Provided data:
BEGIN
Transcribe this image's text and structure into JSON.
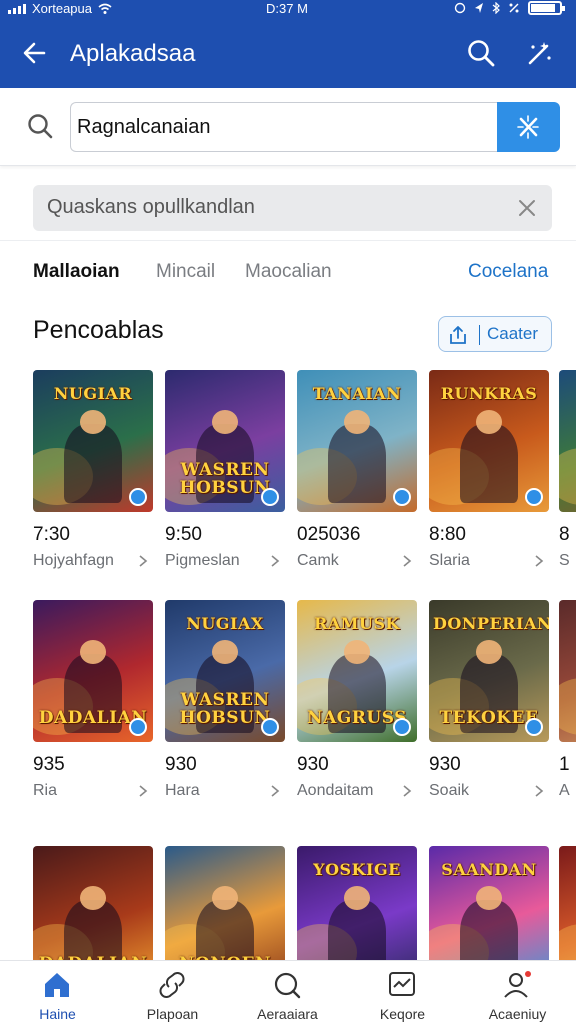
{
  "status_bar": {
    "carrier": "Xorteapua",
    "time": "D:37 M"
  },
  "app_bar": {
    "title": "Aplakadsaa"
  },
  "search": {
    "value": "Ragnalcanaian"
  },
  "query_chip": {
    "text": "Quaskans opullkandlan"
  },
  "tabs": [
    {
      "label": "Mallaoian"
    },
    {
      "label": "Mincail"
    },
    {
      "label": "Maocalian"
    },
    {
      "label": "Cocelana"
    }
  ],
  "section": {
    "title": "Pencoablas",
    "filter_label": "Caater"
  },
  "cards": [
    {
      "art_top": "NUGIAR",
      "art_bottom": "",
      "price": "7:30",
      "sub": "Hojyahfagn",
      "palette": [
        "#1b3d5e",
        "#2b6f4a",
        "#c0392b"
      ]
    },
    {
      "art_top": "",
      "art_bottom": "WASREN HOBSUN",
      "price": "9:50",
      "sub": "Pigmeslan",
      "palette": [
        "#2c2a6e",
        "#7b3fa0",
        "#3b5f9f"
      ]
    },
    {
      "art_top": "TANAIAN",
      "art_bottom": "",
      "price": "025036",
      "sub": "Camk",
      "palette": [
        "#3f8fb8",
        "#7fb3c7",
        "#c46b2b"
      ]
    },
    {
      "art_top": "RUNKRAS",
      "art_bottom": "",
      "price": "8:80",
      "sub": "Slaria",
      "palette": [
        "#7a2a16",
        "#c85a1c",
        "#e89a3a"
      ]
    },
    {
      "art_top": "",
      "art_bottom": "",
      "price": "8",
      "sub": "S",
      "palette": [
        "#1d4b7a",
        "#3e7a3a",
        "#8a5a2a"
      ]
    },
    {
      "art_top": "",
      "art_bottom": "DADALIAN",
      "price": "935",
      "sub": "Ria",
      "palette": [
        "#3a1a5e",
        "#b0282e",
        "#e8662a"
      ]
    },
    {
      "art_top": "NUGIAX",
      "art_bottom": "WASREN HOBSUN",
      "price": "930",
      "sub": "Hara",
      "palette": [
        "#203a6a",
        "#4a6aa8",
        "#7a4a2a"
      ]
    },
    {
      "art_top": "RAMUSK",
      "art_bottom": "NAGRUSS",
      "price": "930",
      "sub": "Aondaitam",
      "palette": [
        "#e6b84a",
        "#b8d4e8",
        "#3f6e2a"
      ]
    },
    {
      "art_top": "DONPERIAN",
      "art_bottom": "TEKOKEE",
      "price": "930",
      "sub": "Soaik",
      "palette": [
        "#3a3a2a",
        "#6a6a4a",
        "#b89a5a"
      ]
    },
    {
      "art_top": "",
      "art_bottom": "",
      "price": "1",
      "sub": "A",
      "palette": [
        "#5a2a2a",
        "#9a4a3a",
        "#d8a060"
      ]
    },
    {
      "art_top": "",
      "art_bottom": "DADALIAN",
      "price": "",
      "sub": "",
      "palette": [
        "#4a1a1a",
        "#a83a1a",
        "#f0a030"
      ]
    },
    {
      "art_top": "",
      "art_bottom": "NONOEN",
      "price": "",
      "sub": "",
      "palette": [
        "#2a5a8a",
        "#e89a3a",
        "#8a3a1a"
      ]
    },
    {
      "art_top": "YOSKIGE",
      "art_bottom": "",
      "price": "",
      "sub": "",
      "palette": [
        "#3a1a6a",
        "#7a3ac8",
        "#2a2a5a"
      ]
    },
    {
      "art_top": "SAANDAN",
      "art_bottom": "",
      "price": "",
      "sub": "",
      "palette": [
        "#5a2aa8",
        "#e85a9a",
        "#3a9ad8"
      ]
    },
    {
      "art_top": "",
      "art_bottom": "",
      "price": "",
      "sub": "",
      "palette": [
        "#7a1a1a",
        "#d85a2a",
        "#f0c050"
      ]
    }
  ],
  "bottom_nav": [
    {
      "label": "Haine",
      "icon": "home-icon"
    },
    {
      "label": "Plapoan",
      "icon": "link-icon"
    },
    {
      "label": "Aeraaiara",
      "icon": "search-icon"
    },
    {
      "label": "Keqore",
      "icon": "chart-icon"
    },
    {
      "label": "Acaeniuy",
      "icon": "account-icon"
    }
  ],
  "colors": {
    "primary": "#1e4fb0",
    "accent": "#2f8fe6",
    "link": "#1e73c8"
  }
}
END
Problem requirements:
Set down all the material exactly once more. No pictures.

Response box:
Transcribe this image's text and structure into JSON.
{
  "status_bar": {
    "carrier": "Xorteapua",
    "time": "D:37 M"
  },
  "app_bar": {
    "title": "Aplakadsaa"
  },
  "search": {
    "value": "Ragnalcanaian"
  },
  "query_chip": {
    "text": "Quaskans opullkandlan"
  },
  "tabs": [
    {
      "label": "Mallaoian"
    },
    {
      "label": "Mincail"
    },
    {
      "label": "Maocalian"
    },
    {
      "label": "Cocelana"
    }
  ],
  "section": {
    "title": "Pencoablas",
    "filter_label": "Caater"
  },
  "cards": [
    {
      "art_top": "NUGIAR",
      "art_bottom": "",
      "price": "7:30",
      "sub": "Hojyahfagn",
      "palette": [
        "#1b3d5e",
        "#2b6f4a",
        "#c0392b"
      ]
    },
    {
      "art_top": "",
      "art_bottom": "WASREN HOBSUN",
      "price": "9:50",
      "sub": "Pigmeslan",
      "palette": [
        "#2c2a6e",
        "#7b3fa0",
        "#3b5f9f"
      ]
    },
    {
      "art_top": "TANAIAN",
      "art_bottom": "",
      "price": "025036",
      "sub": "Camk",
      "palette": [
        "#3f8fb8",
        "#7fb3c7",
        "#c46b2b"
      ]
    },
    {
      "art_top": "RUNKRAS",
      "art_bottom": "",
      "price": "8:80",
      "sub": "Slaria",
      "palette": [
        "#7a2a16",
        "#c85a1c",
        "#e89a3a"
      ]
    },
    {
      "art_top": "",
      "art_bottom": "",
      "price": "8",
      "sub": "S",
      "palette": [
        "#1d4b7a",
        "#3e7a3a",
        "#8a5a2a"
      ]
    },
    {
      "art_top": "",
      "art_bottom": "DADALIAN",
      "price": "935",
      "sub": "Ria",
      "palette": [
        "#3a1a5e",
        "#b0282e",
        "#e8662a"
      ]
    },
    {
      "art_top": "NUGIAX",
      "art_bottom": "WASREN HOBSUN",
      "price": "930",
      "sub": "Hara",
      "palette": [
        "#203a6a",
        "#4a6aa8",
        "#7a4a2a"
      ]
    },
    {
      "art_top": "RAMUSK",
      "art_bottom": "NAGRUSS",
      "price": "930",
      "sub": "Aondaitam",
      "palette": [
        "#e6b84a",
        "#b8d4e8",
        "#3f6e2a"
      ]
    },
    {
      "art_top": "DONPERIAN",
      "art_bottom": "TEKOKEE",
      "price": "930",
      "sub": "Soaik",
      "palette": [
        "#3a3a2a",
        "#6a6a4a",
        "#b89a5a"
      ]
    },
    {
      "art_top": "",
      "art_bottom": "",
      "price": "1",
      "sub": "A",
      "palette": [
        "#5a2a2a",
        "#9a4a3a",
        "#d8a060"
      ]
    },
    {
      "art_top": "",
      "art_bottom": "DADALIAN",
      "price": "",
      "sub": "",
      "palette": [
        "#4a1a1a",
        "#a83a1a",
        "#f0a030"
      ]
    },
    {
      "art_top": "",
      "art_bottom": "NONOEN",
      "price": "",
      "sub": "",
      "palette": [
        "#2a5a8a",
        "#e89a3a",
        "#8a3a1a"
      ]
    },
    {
      "art_top": "YOSKIGE",
      "art_bottom": "",
      "price": "",
      "sub": "",
      "palette": [
        "#3a1a6a",
        "#7a3ac8",
        "#2a2a5a"
      ]
    },
    {
      "art_top": "SAANDAN",
      "art_bottom": "",
      "price": "",
      "sub": "",
      "palette": [
        "#5a2aa8",
        "#e85a9a",
        "#3a9ad8"
      ]
    },
    {
      "art_top": "",
      "art_bottom": "",
      "price": "",
      "sub": "",
      "palette": [
        "#7a1a1a",
        "#d85a2a",
        "#f0c050"
      ]
    }
  ],
  "bottom_nav": [
    {
      "label": "Haine",
      "icon": "home-icon"
    },
    {
      "label": "Plapoan",
      "icon": "link-icon"
    },
    {
      "label": "Aeraaiara",
      "icon": "search-icon"
    },
    {
      "label": "Keqore",
      "icon": "chart-icon"
    },
    {
      "label": "Acaeniuy",
      "icon": "account-icon"
    }
  ],
  "colors": {
    "primary": "#1e4fb0",
    "accent": "#2f8fe6",
    "link": "#1e73c8"
  }
}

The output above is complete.